It is essential that you are honest with them. We teach our children to always tell the truth so when we attempt to cover up our feelings and put a brave face on our body language gives us away and they get confused. Even small children can sense when they are being deceived. However, you need to be cautious. Being honest doesn’t mean that you should turn your children into your carer or surrogate spouse. So even though you can be honest, you need to gently discourage them from taking care of you. Yes, it’s a little subtle to do both, but you’ll be able to know how to do that.
It’s also a good idea to have a Plan B or escape route. If you suddenly find you don’t want to be somewhere then being unable to leave because you’ve had a drink or are otherwise trapped can make a bad feeling so much worse. If you’re spending time with extended family make sure that you explain that you might need to escape to a spare room every now and again without worrying about being interrogated about where you’ve been.
Avoid spending too much time alone, as grievers we tend to isolate because we quickly learn that most people aren’t “safe” to talk to. They try to fix us or make inane remarks that might be intellectually true but are emotionally useless

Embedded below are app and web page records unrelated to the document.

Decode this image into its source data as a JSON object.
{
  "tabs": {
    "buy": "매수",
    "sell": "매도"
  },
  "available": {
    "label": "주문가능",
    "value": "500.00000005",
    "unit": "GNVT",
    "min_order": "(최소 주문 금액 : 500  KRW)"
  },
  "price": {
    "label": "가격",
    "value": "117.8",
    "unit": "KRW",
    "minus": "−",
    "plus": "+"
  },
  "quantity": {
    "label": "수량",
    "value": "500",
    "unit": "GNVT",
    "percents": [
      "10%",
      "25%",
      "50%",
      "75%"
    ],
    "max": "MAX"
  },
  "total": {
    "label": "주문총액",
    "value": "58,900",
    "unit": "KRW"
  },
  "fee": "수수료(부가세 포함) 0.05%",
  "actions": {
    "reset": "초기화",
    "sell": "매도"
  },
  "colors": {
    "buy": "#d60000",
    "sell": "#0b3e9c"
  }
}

Isolation impedes recovery. We need others around us to share our thoughts and feelings with and yes to share new experiences that can become new happy memories. Written by Carole Henderson , Grief Recovery Method Specialist and Director